This Diabetes Awareness Month, Spec-Savers promotes the importance of regular eye tests.
Did you know?
Just one in five adults is aware that an optometrist can detect diabetes-related eye conditions, and even diabetes, during an eye exam.
Diabetes is the primary cause of avoidable blindness in adults ages 20 to 74, so it can be overwhelming to be diagnosed with a diabetic eye disease. The good news is that regular testing can detect these conditions before they affect your eyesight, and there are treatments available that can prevent further damage from occurring.
Diabetes is a condition in which the blood glucose level is higher than normal. If blood glucose remains high for prolonged periods of time, this can damage the blood vessels throughout the body, including the eyes, which contain some of the smallest blood vessels in the body. As a result, people with diabetes are at higher risk of developing specific eye conditions.
What are these specific eye conditions?

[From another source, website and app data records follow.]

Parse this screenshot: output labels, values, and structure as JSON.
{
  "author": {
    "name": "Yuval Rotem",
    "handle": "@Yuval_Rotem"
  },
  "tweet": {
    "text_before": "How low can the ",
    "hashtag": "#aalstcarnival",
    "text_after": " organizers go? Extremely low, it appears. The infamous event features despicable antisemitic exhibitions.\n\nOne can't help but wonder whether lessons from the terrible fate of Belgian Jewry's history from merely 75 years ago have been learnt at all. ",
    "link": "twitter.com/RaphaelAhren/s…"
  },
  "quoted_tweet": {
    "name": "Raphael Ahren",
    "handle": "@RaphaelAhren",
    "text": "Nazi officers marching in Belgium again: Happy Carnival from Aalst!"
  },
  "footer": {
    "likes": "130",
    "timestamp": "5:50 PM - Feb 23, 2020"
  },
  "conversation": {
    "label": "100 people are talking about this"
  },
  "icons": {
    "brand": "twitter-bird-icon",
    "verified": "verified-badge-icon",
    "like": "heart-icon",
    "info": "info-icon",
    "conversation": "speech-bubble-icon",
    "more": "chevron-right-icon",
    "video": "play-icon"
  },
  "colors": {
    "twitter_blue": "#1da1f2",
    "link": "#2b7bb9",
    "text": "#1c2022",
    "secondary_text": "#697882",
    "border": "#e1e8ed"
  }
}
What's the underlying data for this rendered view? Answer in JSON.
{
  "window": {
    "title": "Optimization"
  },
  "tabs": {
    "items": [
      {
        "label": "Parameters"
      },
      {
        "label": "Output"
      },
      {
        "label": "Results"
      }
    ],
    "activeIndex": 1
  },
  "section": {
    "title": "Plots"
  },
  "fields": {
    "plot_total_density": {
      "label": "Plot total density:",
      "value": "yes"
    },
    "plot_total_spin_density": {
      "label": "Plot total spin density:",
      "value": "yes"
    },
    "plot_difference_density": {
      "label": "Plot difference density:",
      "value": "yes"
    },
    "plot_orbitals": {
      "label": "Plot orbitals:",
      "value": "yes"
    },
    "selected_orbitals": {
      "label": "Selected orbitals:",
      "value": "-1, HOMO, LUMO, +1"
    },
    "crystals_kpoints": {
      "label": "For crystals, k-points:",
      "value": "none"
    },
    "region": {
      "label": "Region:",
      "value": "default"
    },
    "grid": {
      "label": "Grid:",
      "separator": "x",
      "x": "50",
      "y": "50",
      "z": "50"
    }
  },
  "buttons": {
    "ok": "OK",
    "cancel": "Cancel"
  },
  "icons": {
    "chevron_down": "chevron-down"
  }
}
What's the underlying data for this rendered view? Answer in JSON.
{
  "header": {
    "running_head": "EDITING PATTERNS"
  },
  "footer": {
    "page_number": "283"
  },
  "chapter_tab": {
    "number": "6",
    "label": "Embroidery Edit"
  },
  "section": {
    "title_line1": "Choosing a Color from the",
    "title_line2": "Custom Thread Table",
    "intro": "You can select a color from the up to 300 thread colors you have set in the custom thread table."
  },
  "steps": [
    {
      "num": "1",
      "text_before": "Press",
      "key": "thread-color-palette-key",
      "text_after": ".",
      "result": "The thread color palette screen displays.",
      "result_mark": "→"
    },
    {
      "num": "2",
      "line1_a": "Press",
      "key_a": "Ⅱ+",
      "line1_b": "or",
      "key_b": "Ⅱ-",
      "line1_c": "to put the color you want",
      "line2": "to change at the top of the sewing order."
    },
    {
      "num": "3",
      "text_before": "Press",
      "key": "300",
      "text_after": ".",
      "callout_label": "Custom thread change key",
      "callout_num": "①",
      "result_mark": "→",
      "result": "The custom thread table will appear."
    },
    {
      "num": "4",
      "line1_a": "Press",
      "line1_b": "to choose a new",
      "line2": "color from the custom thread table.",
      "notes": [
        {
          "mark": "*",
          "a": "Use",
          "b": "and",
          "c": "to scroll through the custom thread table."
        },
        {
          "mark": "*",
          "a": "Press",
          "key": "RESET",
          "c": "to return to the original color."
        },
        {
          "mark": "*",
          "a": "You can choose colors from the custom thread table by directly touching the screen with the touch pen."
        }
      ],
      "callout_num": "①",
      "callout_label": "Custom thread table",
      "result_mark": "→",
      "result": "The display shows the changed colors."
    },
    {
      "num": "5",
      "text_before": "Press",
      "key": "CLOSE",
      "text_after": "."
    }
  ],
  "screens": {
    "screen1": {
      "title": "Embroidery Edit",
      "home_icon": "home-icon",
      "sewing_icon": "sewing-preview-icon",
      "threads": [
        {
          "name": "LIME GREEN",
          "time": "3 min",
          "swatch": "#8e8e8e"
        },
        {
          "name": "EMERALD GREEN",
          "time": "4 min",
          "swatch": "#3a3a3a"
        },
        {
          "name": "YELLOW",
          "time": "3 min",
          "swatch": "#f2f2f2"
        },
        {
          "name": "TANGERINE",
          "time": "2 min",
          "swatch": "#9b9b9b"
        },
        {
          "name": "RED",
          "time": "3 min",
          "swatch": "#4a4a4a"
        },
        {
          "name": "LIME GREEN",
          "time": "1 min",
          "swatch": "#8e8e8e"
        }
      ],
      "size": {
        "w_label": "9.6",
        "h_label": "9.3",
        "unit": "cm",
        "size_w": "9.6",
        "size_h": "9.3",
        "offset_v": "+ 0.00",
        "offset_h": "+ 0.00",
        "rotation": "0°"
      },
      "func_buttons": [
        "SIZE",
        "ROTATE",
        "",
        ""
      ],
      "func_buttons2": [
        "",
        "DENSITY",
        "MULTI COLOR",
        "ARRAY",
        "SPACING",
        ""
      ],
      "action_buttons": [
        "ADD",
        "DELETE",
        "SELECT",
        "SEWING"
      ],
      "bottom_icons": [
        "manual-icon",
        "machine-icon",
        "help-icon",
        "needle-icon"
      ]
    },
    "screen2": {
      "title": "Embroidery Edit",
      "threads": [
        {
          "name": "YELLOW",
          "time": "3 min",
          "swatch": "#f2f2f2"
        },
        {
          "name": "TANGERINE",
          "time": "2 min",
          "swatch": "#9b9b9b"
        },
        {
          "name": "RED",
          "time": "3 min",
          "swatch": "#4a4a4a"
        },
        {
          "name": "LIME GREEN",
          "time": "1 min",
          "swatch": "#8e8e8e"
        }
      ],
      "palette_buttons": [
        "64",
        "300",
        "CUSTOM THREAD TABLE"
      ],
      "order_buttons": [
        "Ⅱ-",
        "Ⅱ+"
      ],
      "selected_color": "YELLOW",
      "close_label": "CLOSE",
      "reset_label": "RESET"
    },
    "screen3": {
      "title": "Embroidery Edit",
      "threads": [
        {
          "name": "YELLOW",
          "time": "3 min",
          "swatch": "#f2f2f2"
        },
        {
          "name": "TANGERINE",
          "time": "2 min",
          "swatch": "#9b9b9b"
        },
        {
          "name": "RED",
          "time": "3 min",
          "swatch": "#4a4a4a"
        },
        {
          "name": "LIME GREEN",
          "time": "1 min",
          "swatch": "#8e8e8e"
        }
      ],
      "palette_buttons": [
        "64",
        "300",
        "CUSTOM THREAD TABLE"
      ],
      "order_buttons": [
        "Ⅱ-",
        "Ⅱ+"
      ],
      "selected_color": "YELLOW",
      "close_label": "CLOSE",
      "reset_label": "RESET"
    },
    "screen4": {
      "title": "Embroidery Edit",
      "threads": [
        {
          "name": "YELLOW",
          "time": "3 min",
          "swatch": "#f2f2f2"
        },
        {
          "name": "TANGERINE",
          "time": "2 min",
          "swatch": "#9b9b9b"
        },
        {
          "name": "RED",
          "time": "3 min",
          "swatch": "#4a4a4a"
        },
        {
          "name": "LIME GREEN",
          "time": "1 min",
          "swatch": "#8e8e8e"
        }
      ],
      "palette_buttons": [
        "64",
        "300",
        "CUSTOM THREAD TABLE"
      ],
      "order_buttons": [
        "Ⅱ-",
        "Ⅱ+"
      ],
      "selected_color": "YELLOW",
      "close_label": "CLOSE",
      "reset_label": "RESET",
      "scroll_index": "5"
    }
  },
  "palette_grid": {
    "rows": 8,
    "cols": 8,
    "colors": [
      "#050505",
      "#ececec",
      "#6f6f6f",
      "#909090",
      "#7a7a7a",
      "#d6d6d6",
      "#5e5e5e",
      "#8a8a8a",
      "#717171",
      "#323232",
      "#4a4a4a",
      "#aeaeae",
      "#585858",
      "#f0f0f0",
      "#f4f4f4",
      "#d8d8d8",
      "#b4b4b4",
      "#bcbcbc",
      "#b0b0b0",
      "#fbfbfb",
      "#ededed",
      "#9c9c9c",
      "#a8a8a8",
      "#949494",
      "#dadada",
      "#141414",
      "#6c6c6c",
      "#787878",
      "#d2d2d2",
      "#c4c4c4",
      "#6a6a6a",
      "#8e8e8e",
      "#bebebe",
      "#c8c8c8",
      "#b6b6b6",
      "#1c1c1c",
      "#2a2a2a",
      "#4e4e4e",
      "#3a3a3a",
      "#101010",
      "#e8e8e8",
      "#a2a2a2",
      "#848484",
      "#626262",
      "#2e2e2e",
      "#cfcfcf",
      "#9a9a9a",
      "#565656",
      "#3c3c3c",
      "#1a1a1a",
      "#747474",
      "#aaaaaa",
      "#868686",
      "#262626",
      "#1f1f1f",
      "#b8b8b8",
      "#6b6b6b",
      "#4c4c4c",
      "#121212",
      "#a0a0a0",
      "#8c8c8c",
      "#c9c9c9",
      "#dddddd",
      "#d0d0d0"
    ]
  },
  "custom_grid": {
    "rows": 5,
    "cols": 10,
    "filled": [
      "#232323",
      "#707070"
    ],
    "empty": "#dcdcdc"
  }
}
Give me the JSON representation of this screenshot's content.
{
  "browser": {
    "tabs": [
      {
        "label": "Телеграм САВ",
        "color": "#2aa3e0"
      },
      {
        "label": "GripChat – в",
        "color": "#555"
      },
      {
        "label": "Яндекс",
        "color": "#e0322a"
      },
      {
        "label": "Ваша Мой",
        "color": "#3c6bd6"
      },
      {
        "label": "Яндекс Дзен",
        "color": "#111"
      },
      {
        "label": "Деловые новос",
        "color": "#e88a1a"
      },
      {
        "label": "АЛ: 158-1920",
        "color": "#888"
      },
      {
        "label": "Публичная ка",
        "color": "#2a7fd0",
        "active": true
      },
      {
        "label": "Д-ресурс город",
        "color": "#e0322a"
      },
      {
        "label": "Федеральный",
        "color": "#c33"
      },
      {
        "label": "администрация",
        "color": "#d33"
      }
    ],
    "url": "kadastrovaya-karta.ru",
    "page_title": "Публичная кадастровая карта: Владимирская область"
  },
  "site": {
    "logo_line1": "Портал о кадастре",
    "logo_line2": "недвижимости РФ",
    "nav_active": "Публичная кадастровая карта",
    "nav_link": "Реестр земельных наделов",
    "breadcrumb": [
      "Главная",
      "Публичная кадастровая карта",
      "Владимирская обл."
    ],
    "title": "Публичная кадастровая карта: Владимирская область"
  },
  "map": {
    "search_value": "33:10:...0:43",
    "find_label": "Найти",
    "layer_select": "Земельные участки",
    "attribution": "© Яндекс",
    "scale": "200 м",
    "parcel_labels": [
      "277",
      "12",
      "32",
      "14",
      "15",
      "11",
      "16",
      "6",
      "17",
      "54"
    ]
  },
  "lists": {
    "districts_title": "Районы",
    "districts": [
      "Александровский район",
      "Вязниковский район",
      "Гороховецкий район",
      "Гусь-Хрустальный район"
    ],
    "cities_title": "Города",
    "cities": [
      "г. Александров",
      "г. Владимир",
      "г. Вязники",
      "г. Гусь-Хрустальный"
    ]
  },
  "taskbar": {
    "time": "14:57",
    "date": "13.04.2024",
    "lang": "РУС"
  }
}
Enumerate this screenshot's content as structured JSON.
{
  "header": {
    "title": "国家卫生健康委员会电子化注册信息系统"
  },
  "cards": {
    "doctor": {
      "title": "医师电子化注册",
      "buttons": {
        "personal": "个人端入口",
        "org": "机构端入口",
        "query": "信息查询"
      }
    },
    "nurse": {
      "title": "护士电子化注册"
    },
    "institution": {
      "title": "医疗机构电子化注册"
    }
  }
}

High blood glucose levels can cause fluid to build up in the eyes and cause the lens to swell, making it difficult to focus clearly. To correct it, your blood glucose needs to remain in the target range, but it may take as long as three months for your vision to return to normal. It’s important to advise your optometrist if this occurs, so they can check if this is a symptom of a more serious problem.
The natural internal lens of the eye allows it to see and focus on an image. When that lens gets cloudy, it means a cataract has formed and the eye can’t focus like it should. People with diabetes are at greater risk of developing cataracts and are more likely to develop them at a younger age. Symptoms include blurred vision and glare, and surgery is required to replace the cloudy lens with an artificial one.
People with diabetes have double the chance of developing glaucoma compared to people with normal blood glucose levels. Medication can treat open-angle glaucoma, the most common form, by lowering eye pressure, speeding up drainage and reducing the amount of liquid your eye produces.
For less common forms of glaucoma, treatment can include medicine or special eye drops, or surgery or laser treatments to help lower eye pressure.
If you have diabetes, you’re also more likely to develop a rare condition called neovascular glaucoma. This causes new blood vessels to grow on the iris, the coloured part of the eye, which block the normal flow of fluid and raise eye pressure. Primary treatment is to reverse the formation of new blood vessels by using laser treatment or an anti-vascular endothelial growth factor (VEGF) injection to reduce the number of blood vessels and reduce eye pressure.
The retina is the layer of the eye that detects light which allows us to see. High blood glucose can damage the tiny vessels at the back of the eye which can result in them leaking, leading to a condition called diabetic retinopathy. If unmanaged, over time this condition can lead to gradual vision loss.
People with Type 1 diabetes rarely develop the condition before puberty. In adults, it’s rare unless they’ve had Type 1 diabetes for at least five years. Keeping tight control of your blood glucose will mean you are far less likely to get this condition.
If you have Type 2 diabetes, you may already have signs of eye problems when you’re diagnosed. Control your blood glucose, blood pressure, and cholesterol to slow or prevent the disease, and if you smoke, try to quit.
Diabetic macular oedema
The macula is the part of the eye responsible for sharp, straight-ahead vision, which we use for driving, reading and facial recognition. Diabetes can lead to macular oedema or swelling, which over time can cause sharp vision to deteriorate.
Save your vision
A full annual eye examination can help detect problems early when they’re easier to treat, which could save your vision.
Spec-Savers’ standard consultations now include a separate diabetic screening using non-invasive artificial intelligence imaging technology at no extra cost. With your permission, your screening results are shared with your ophthalmologist and general practitioner, as they are the most important team managing your condition.
It is essential that, as a person with diabetes, you regularly monitor the status of your eyes for any pathological changes as it provides an immediate monitor of how well you are managing your condition, and is the best way to ensure you have clear vision for life.